How to complete this task: For every line in the records that has the word "méthode", make a copy.

(Recorded data)
-- Opening Marker --

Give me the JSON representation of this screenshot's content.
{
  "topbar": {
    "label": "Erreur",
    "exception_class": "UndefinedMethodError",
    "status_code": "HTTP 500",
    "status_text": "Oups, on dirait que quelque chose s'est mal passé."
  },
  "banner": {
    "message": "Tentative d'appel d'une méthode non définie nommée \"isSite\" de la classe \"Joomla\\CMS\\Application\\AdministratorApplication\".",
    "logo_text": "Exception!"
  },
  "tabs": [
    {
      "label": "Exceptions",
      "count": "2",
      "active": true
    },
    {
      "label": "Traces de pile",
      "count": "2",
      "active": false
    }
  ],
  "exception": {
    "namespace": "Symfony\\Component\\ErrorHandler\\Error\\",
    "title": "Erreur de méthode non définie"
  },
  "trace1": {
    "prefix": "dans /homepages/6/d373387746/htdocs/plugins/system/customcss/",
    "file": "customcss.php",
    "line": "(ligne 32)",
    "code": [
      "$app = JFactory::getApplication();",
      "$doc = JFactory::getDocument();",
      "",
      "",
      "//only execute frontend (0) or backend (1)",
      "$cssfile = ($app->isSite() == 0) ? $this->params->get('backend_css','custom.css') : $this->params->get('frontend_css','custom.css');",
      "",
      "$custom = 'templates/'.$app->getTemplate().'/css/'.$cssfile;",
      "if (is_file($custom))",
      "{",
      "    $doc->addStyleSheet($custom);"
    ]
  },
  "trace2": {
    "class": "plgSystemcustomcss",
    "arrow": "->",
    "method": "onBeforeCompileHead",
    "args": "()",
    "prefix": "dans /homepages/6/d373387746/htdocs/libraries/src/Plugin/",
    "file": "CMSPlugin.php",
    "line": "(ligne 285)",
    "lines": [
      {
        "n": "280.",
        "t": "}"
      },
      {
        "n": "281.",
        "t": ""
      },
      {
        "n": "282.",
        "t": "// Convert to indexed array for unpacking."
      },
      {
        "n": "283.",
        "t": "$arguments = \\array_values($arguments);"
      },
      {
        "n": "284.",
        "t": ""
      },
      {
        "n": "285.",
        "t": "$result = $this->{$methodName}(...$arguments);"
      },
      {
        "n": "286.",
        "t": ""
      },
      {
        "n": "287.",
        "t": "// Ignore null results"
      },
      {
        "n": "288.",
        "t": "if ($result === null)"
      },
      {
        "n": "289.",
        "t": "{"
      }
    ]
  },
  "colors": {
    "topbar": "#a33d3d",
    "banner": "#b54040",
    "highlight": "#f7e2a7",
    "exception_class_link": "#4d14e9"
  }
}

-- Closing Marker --

Response to this exercise:
    "message": "Tentative d'appel d'une méthode non définie nommée \"isSite\" de la classe \"Joomla\\CMS\\Application\\AdministratorApplication\".",
    "title": "Erreur de méthode non définie"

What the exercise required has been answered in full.